--- Source information ---

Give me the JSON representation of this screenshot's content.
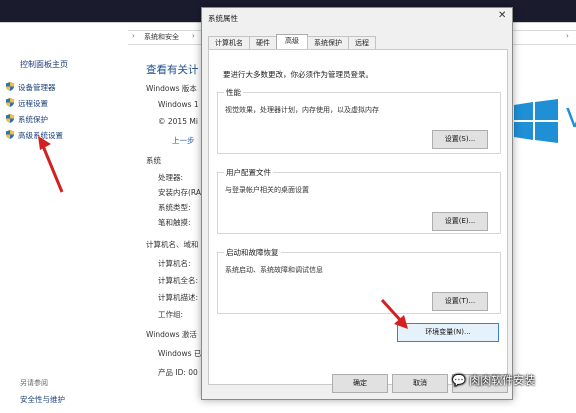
{
  "control_panel": {
    "breadcrumb": "系统和安全",
    "sidebar": {
      "title": "控制面板主页",
      "items": [
        {
          "label": "设备管理器"
        },
        {
          "label": "远程设置"
        },
        {
          "label": "系统保护"
        },
        {
          "label": "高级系统设置"
        }
      ],
      "see_also": "另请参阅",
      "security": "安全性与维护"
    },
    "heading": "查看有关计",
    "edition_label": "Windows 版本",
    "edition_name": "Windows 1",
    "copyright": "© 2015 Mi",
    "more_link": "上一步",
    "system_label": "系统",
    "processor": "处理器:",
    "ram": "安装内存(RA",
    "system_type": "系统类型:",
    "pen_touch": "笔和触摸:",
    "computer_section": "计算机名、域和",
    "computer_name": "计算机名:",
    "full_name": "计算机全名:",
    "description": "计算机描述:",
    "workgroup": "工作组:",
    "activation": "Windows 激活",
    "activation_status": "Windows 已",
    "product_id": "产品 ID: 00",
    "windows_letter": "V"
  },
  "dialog": {
    "title": "系统属性",
    "close": "✕",
    "tabs": [
      "计算机名",
      "硬件",
      "高级",
      "系统保护",
      "远程"
    ],
    "active_tab": "高级",
    "admin_note": "要进行大多数更改，你必须作为管理员登录。",
    "performance": {
      "label": "性能",
      "desc": "视觉效果，处理器计划，内存使用，以及虚拟内存",
      "button": "设置(S)..."
    },
    "user_profiles": {
      "label": "用户配置文件",
      "desc": "与登录帐户相关的桌面设置",
      "button": "设置(E)..."
    },
    "startup": {
      "label": "启动和故障恢复",
      "desc": "系统启动、系统故障和调试信息",
      "button": "设置(T)..."
    },
    "env_button": "环境变量(N)...",
    "ok": "确定",
    "cancel": "取消",
    "apply": "应用"
  },
  "watermark": "肉肉软件安装",
  "colors": {
    "arrow": "#d42020",
    "accent": "#1f8fd6",
    "title_bar": "#1b1b2e"
  }
}
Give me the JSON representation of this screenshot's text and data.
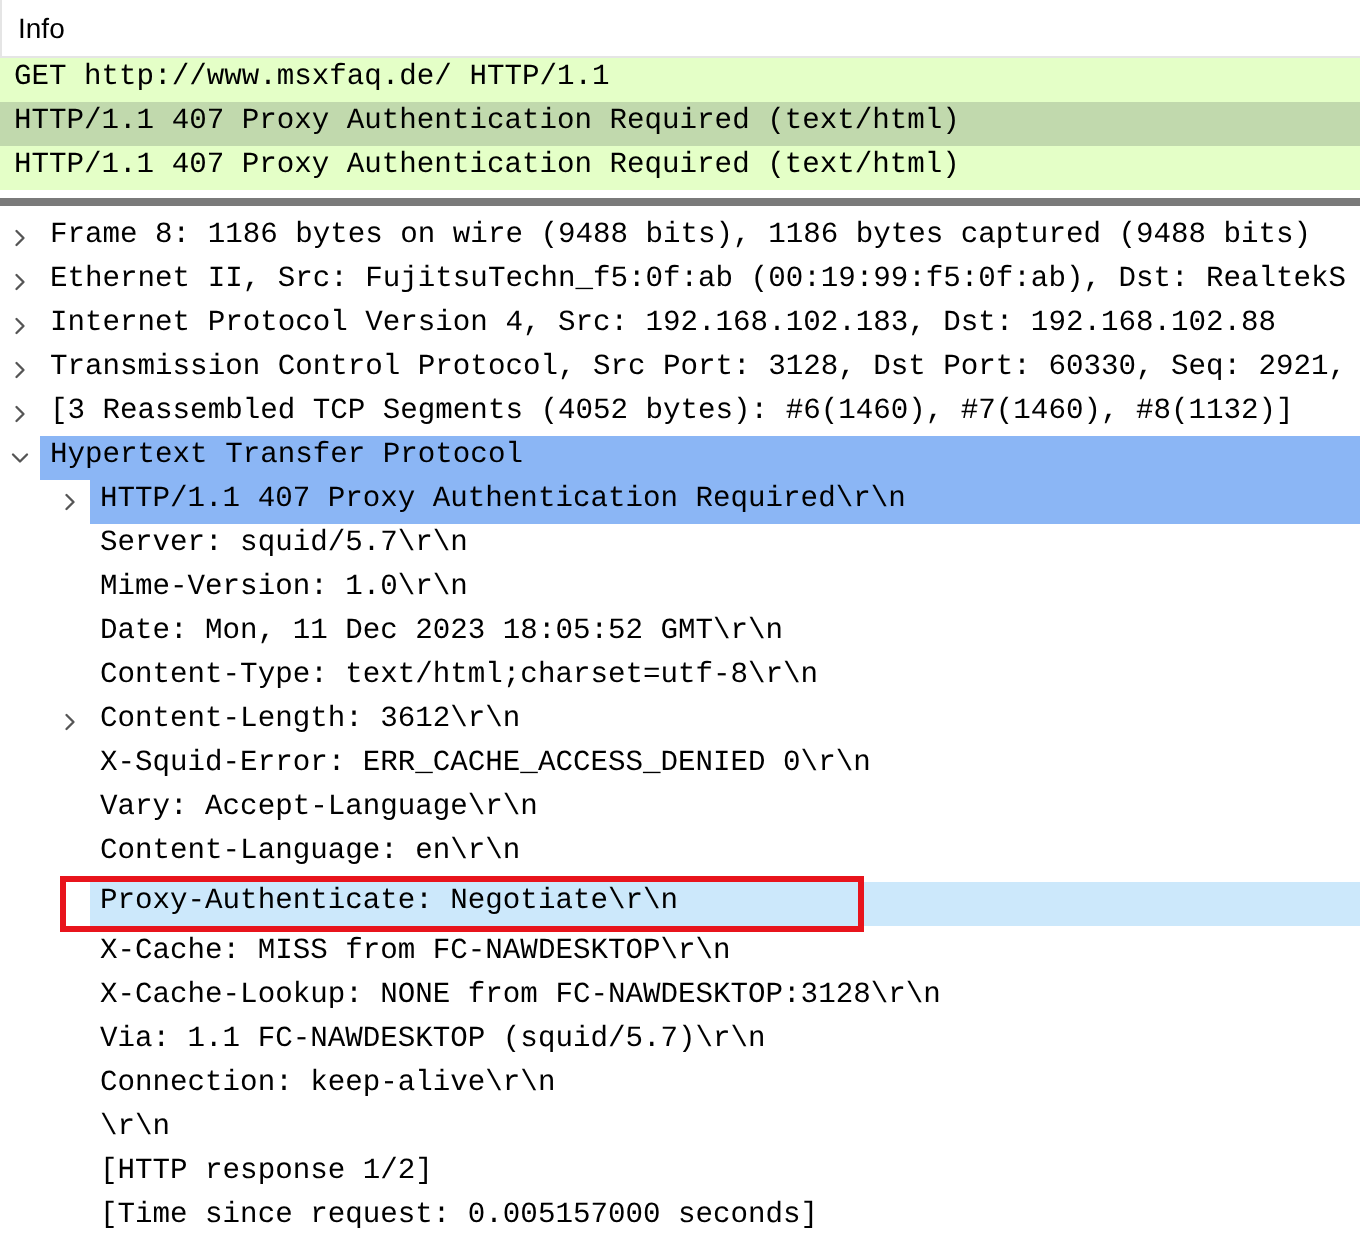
{
  "packet_list": {
    "columns": [
      "Info"
    ],
    "rows": [
      {
        "info": "GET http://www.msxfaq.de/ HTTP/1.1",
        "selected": false
      },
      {
        "info": "HTTP/1.1 407 Proxy Authentication Required  (text/html)",
        "selected": true
      },
      {
        "info": "HTTP/1.1 407 Proxy Authentication Required  (text/html)",
        "selected": false
      }
    ]
  },
  "details": [
    {
      "text": "Frame 8: 1186 bytes on wire (9488 bits), 1186 bytes captured (9488 bits)",
      "expanded": false,
      "selected": false
    },
    {
      "text": "Ethernet II, Src: FujitsuTechn_f5:0f:ab (00:19:99:f5:0f:ab), Dst: RealtekS",
      "expanded": false,
      "selected": false
    },
    {
      "text": "Internet Protocol Version 4, Src: 192.168.102.183, Dst: 192.168.102.88",
      "expanded": false,
      "selected": false
    },
    {
      "text": "Transmission Control Protocol, Src Port: 3128, Dst Port: 60330, Seq: 2921,",
      "expanded": false,
      "selected": false
    },
    {
      "text": "[3 Reassembled TCP Segments (4052 bytes): #6(1460), #7(1460), #8(1132)]",
      "expanded": false,
      "selected": false
    },
    {
      "text": "Hypertext Transfer Protocol",
      "expanded": true,
      "selected": true,
      "children": [
        {
          "text": "HTTP/1.1 407 Proxy Authentication Required\\r\\n",
          "expanded": false,
          "selected": true
        },
        {
          "text": "Server: squid/5.7\\r\\n",
          "selected": false
        },
        {
          "text": "Mime-Version: 1.0\\r\\n",
          "selected": false
        },
        {
          "text": "Date: Mon, 11 Dec 2023 18:05:52 GMT\\r\\n",
          "selected": false
        },
        {
          "text": "Content-Type: text/html;charset=utf-8\\r\\n",
          "selected": false
        },
        {
          "text": "Content-Length: 3612\\r\\n",
          "expanded": false,
          "selected": false
        },
        {
          "text": "X-Squid-Error: ERR_CACHE_ACCESS_DENIED 0\\r\\n",
          "selected": false
        },
        {
          "text": "Vary: Accept-Language\\r\\n",
          "selected": false
        },
        {
          "text": "Content-Language: en\\r\\n",
          "selected": false
        },
        {
          "text": "Proxy-Authenticate: Negotiate\\r\\n",
          "selected": false,
          "highlighted": true
        },
        {
          "text": "X-Cache: MISS from FC-NAWDESKTOP\\r\\n",
          "selected": false
        },
        {
          "text": "X-Cache-Lookup: NONE from FC-NAWDESKTOP:3128\\r\\n",
          "selected": false
        },
        {
          "text": "Via: 1.1 FC-NAWDESKTOP (squid/5.7)\\r\\n",
          "selected": false
        },
        {
          "text": "Connection: keep-alive\\r\\n",
          "selected": false
        },
        {
          "text": "\\r\\n",
          "selected": false
        },
        {
          "text": "[HTTP response 1/2]",
          "selected": false
        },
        {
          "text": "[Time since request: 0.005157000 seconds]",
          "selected": false
        }
      ]
    }
  ]
}
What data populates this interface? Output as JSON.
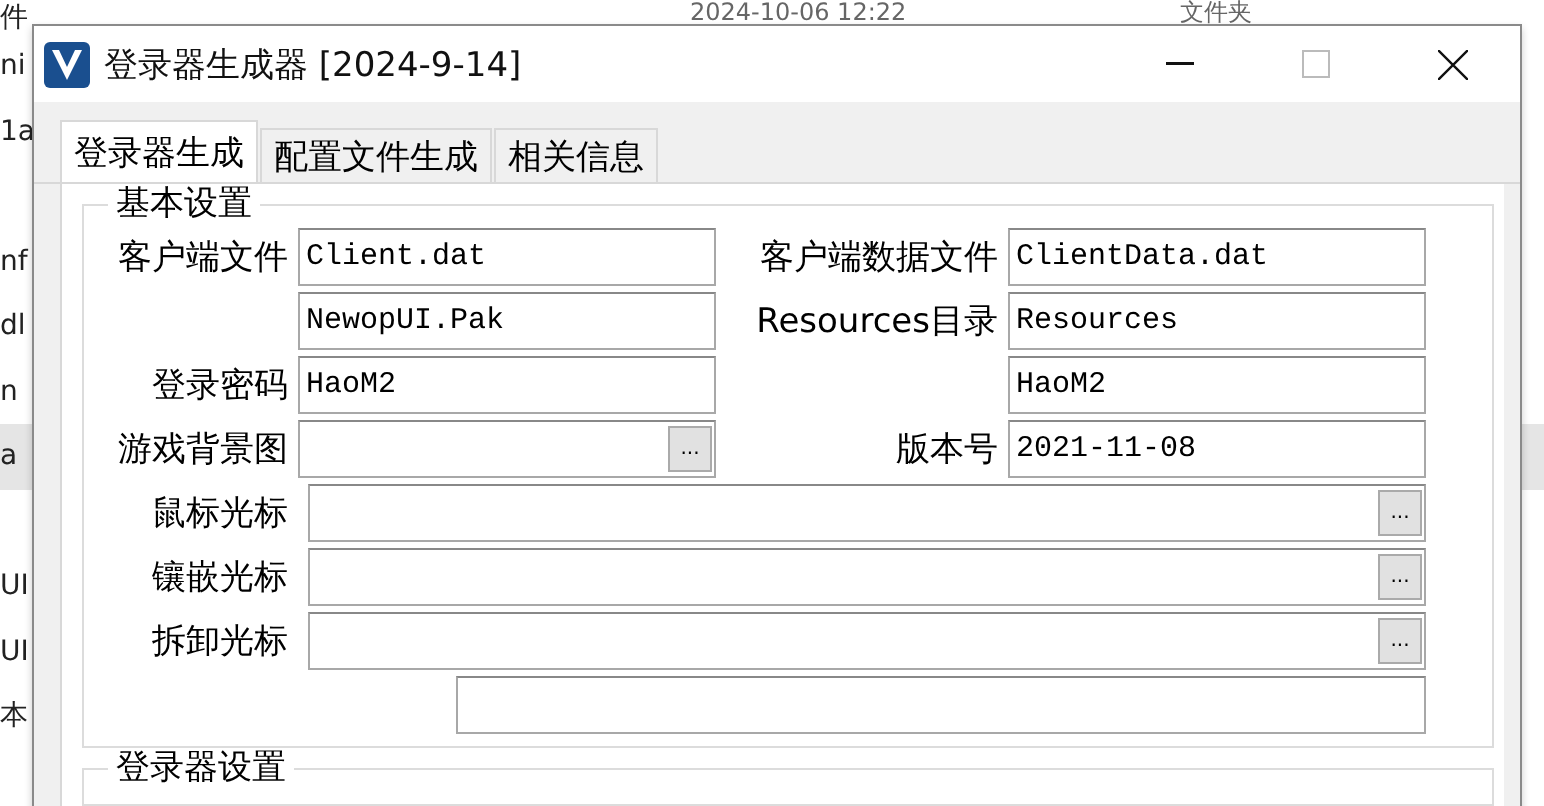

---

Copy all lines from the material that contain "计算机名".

    "computer_section": "计算机名、域和",
    "computer_name": "计算机名:",
      "计算机名",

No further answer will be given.